  • Check the temperature. To make sure foods freeze, freezer temperatures should be at 0°F (-18°C) or lower. Check the temperature regularly.
  • Consider the container. Maintain quality and prevent freezer burn, use plastic freezer bags, freezer paper, freezer aluminum foil, glass, or plastic containers with the snowflake symbol.
  • Keep the freezer full of frozen items. Frozen items help the freezer maintain consistent temperature. Do not overload with warm or unfrozen foods or it will slow down the freezing rate. Usually, 2 to 3 pounds of food per cubic foot of storage space can freeze within 24 hours.
  • Treat food before freezing to stop spoilage. Many vegetables should be blanched before freezing and fruits should be steamed, cooked, or treated with ascorbic acid to inactivate enzymes that cause browning.
  • Thaw food safely. Foods should never be left to thaw on a counter because this may create unsafe temperature differences throughout the product.

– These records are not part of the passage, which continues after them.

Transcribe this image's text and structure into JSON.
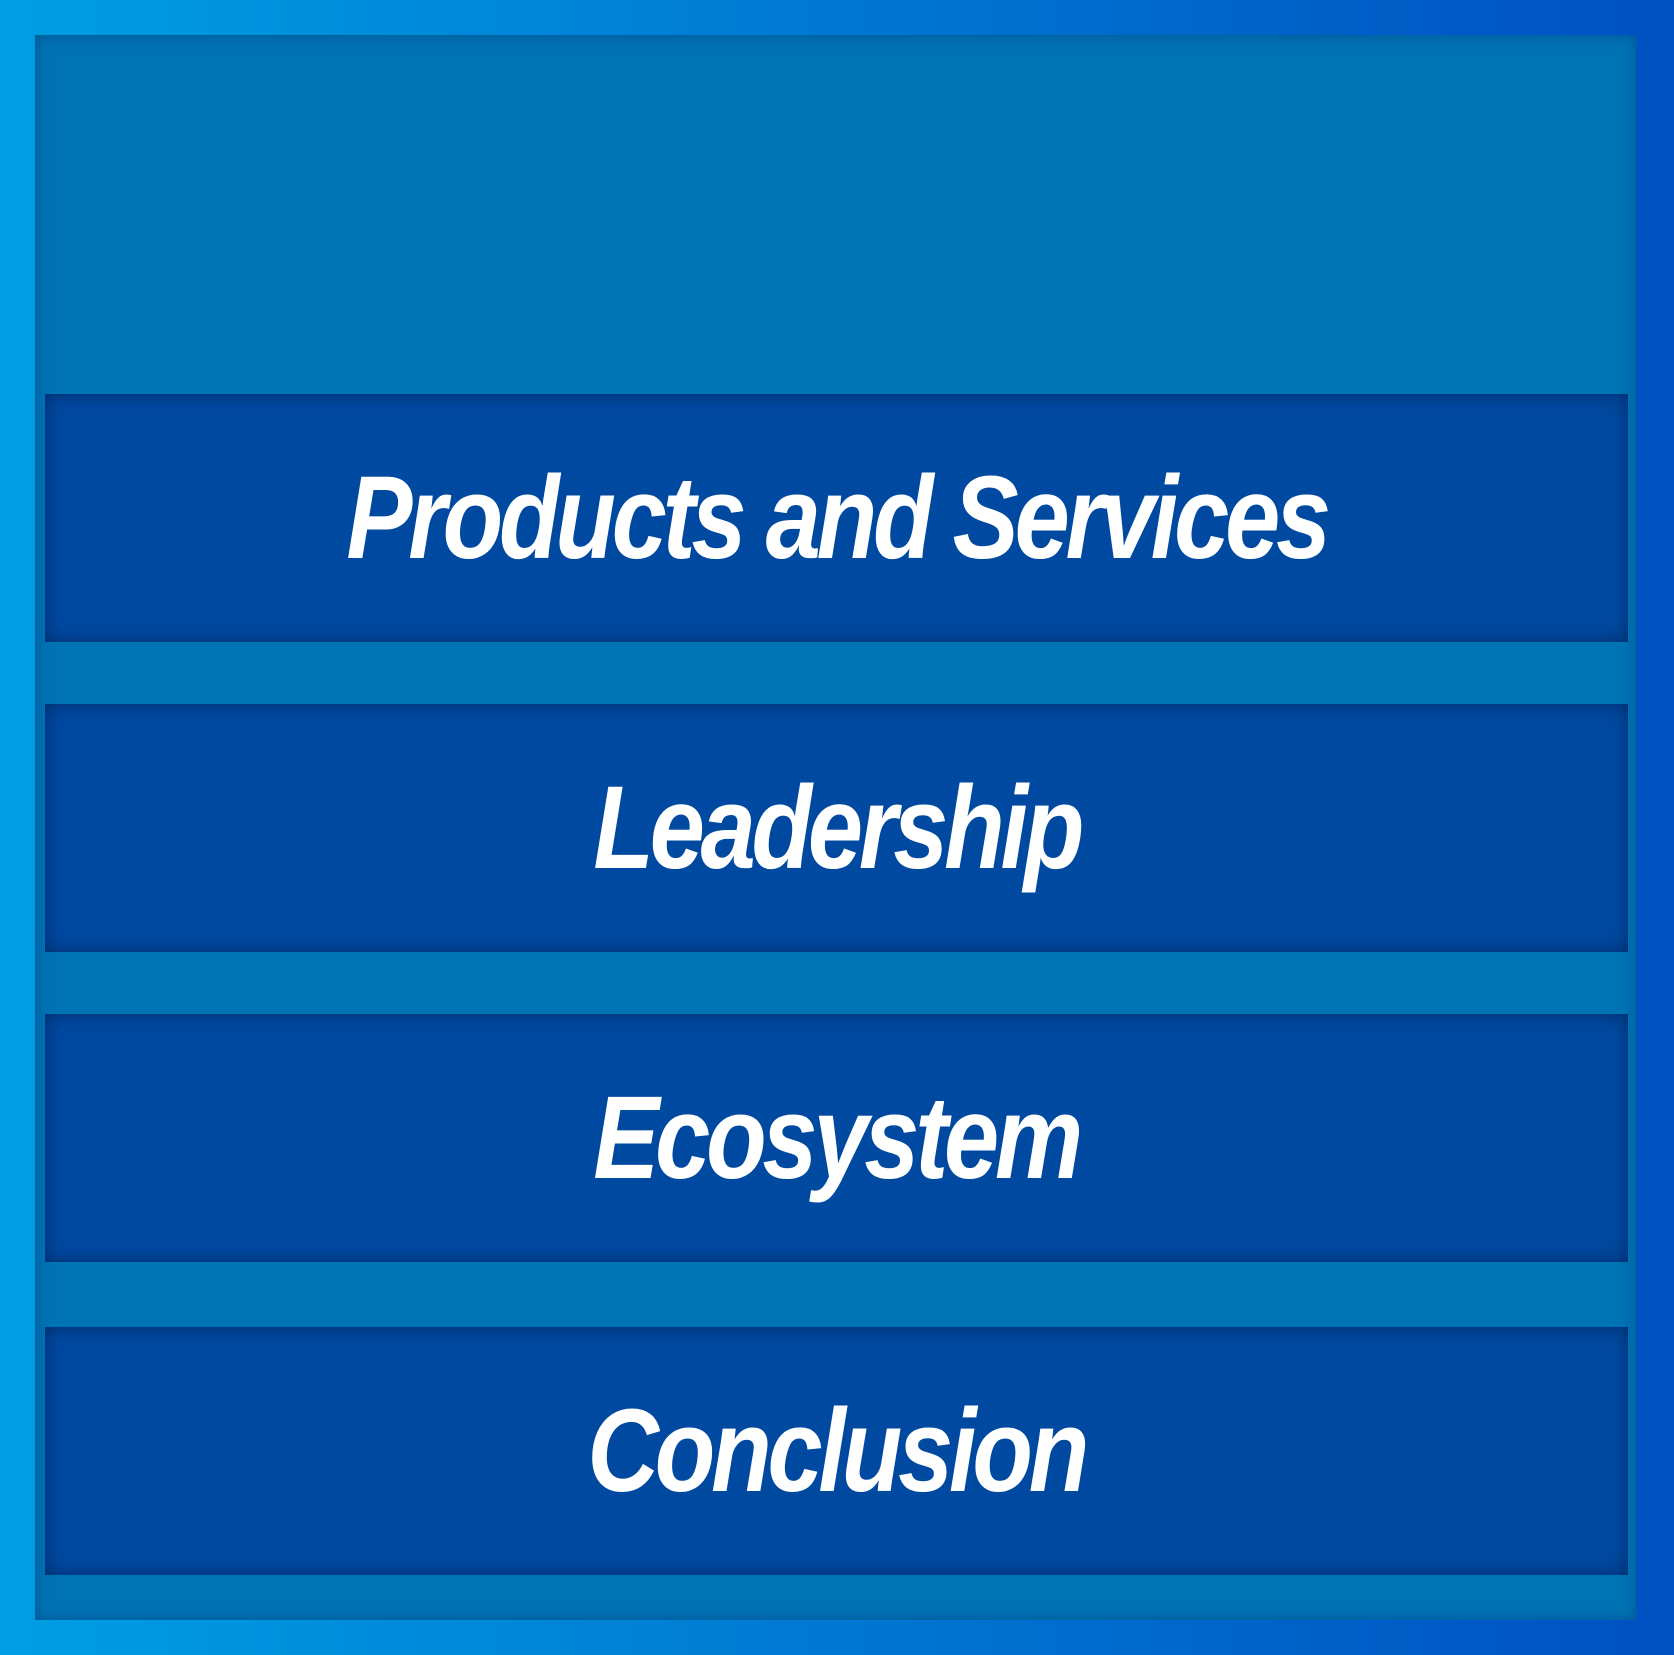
{
  "menu": {
    "items": [
      {
        "label": "Products and Services"
      },
      {
        "label": "Leadership"
      },
      {
        "label": "Ecosystem"
      },
      {
        "label": "Conclusion"
      }
    ]
  },
  "colors": {
    "frame_gradient_start": "#009ee3",
    "frame_gradient_end": "#0050c2",
    "panel": "#0073b5",
    "item_background": "#0049a0",
    "text": "#ffffff"
  }
}
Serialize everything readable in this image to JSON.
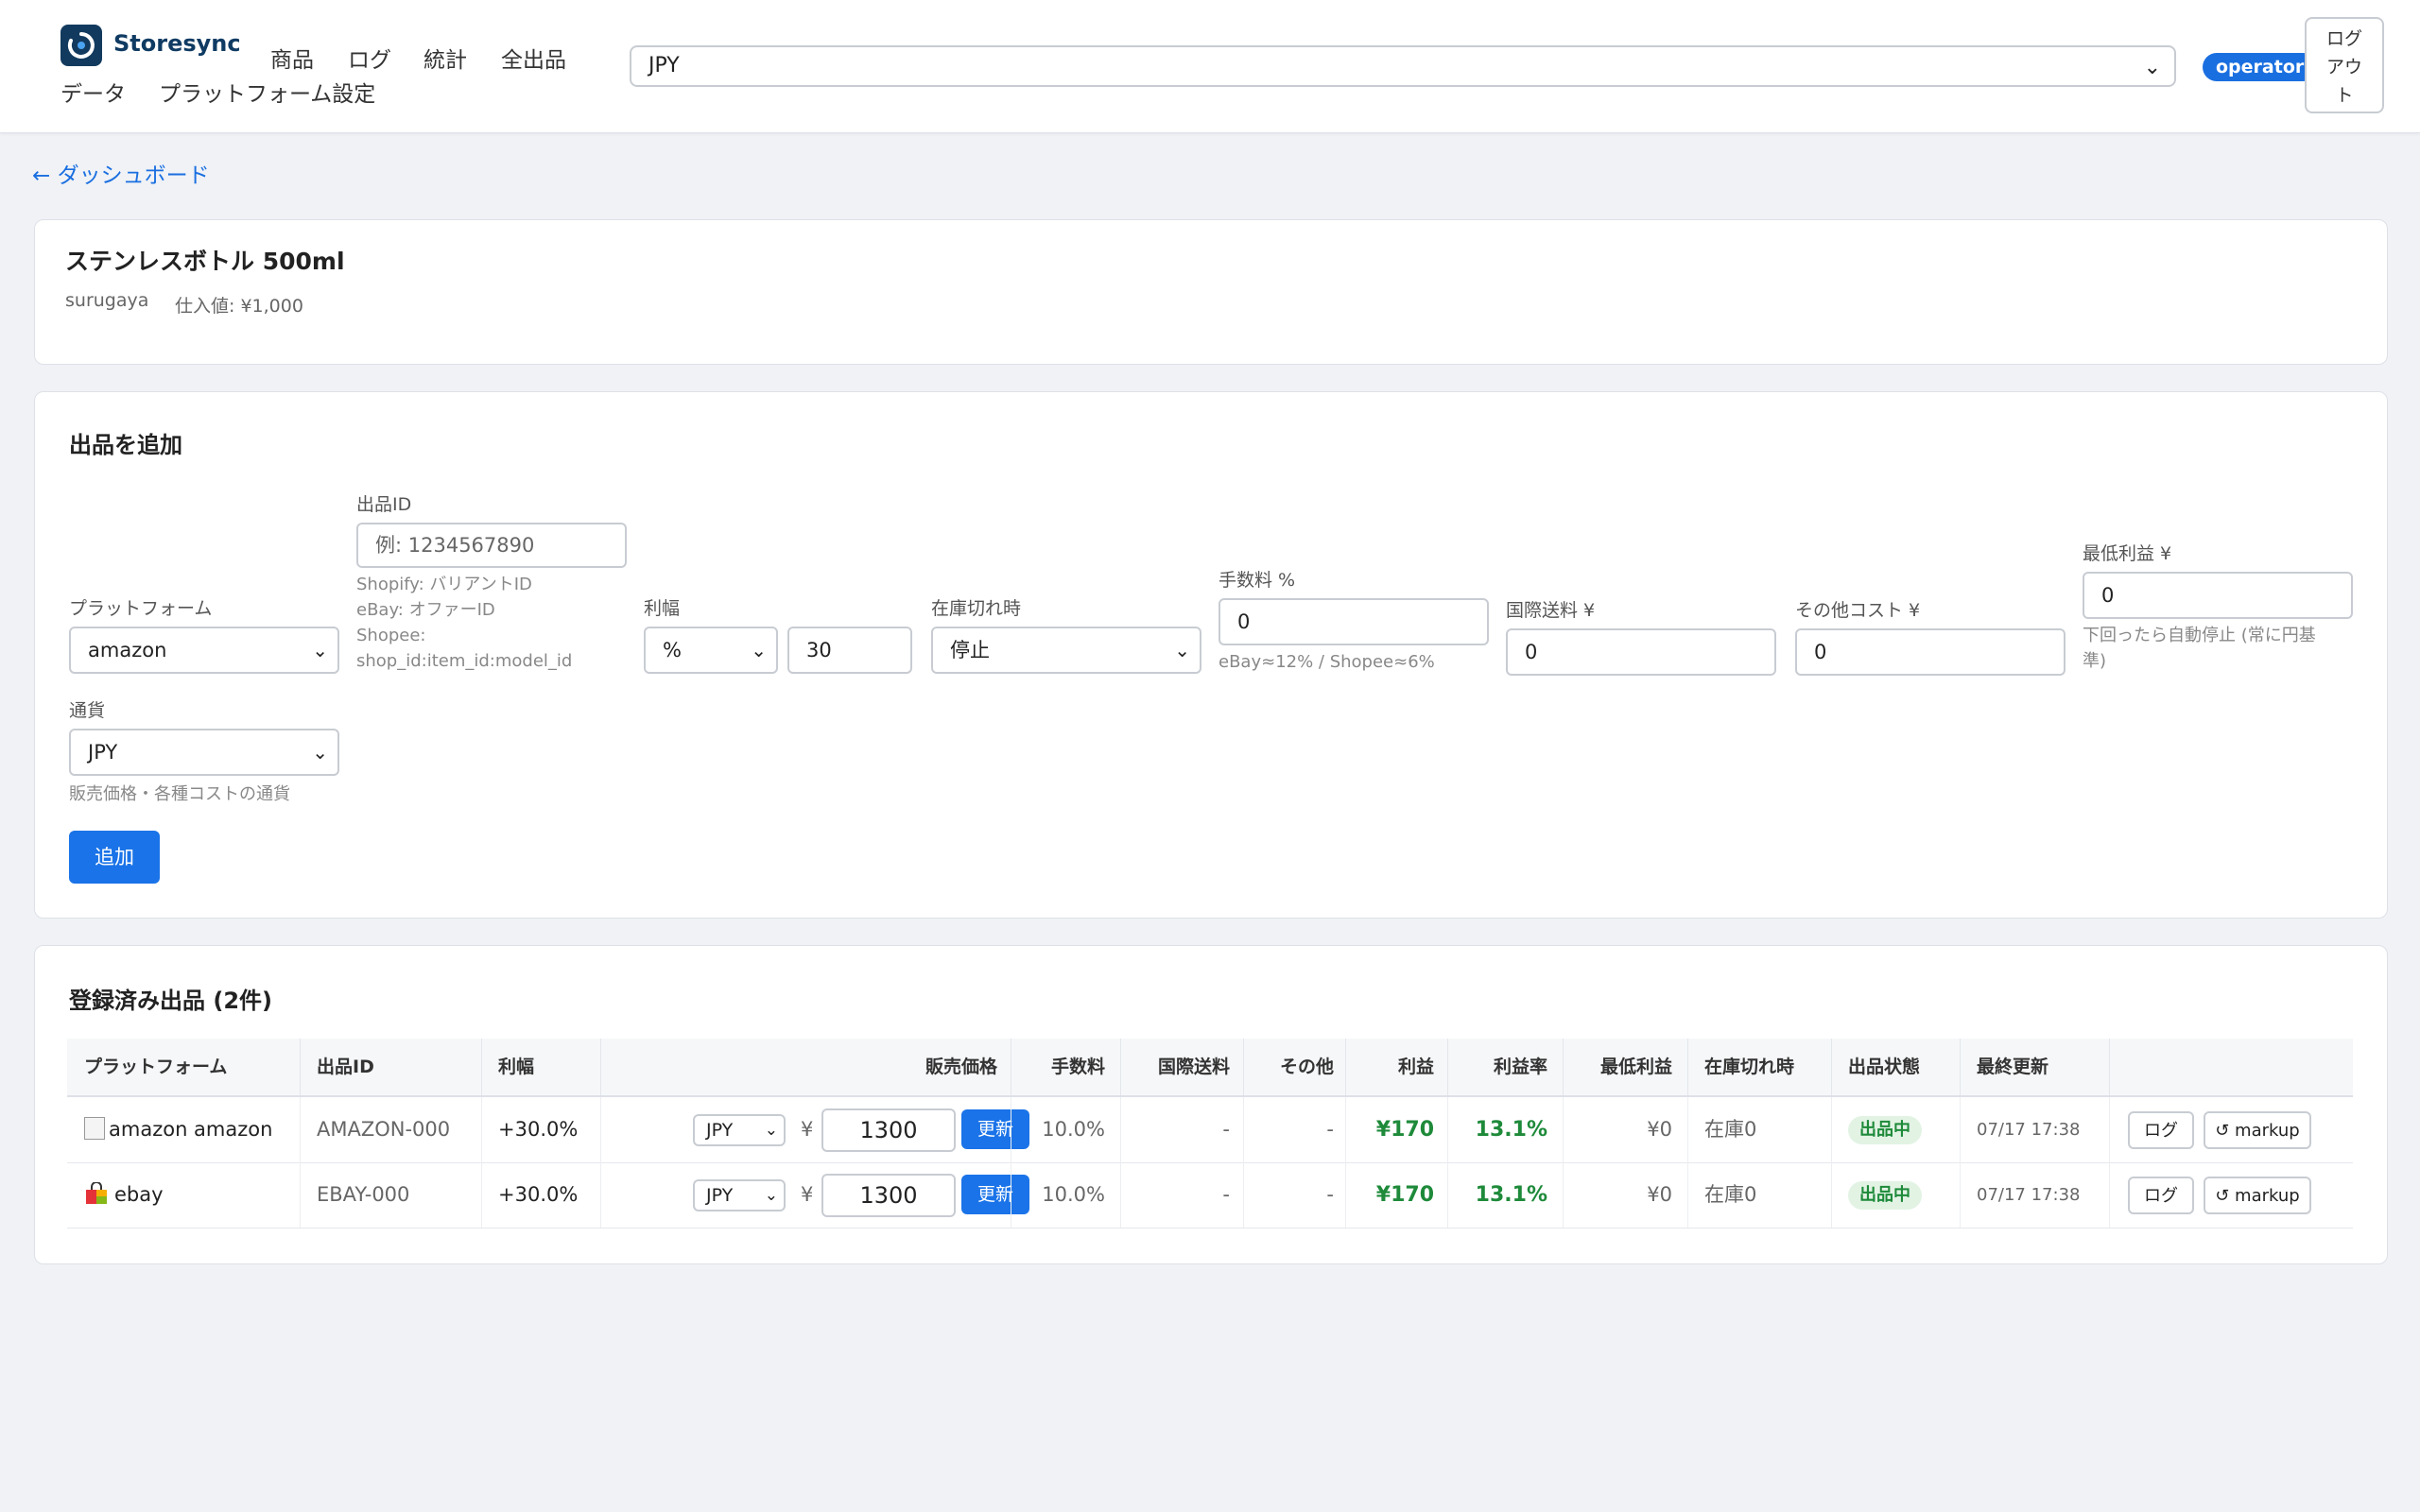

Thaw in the refrigerator, microwave or in cold water for safest results.

Cupboards and Pantry: Dry Goods and Preserved Foods

  • Put food in safe locations for consistent storage. Consider the location for storing non-perishable foods to avoid temperature or humidity fluctuation (near the oven, dishwasher, air vent, or exterior door)
  • First in, first out. Use the oldest product first and move new product to the back. Store only those items that will be used. If a food is not currently used regularly, it is not likely to be used.
  • Consider the container. If properly preserved, sealed, and stored in temperature-stable, sun-free locations, these foods can last for extended periods. Check that products had no container damage before opening.
  • Practice safe, research-based preservation. Montana State University Extension has multiple resources for safe processes considering freezing, drying, curing, and canning. (
  • Rotate for best quality. To reduce food waste, do not store more than what can be rotated into regular meals and use within one year for home-preserved food and 2-3 years for commercially-preserved food. Food stored for longer than labeling recommendations may have changes in quality, color, flavor, or function.


Making extra for another meal is a great way to stretch food dollars and save time. Leftovers should be refrigerated or frozen in airtight containers within two hours of being prepared. Divide leftovers into small, shallow containers for quick cooling. Plan to eat the leftovers from the fridge and reheat within 3-4 days or put them into the freezer immediately.

Reach out to local Extension Agents or state Food and Family Specialist Brianna Routh, PhD, MPH, RDN, for food safety and storage questions and explore online resources,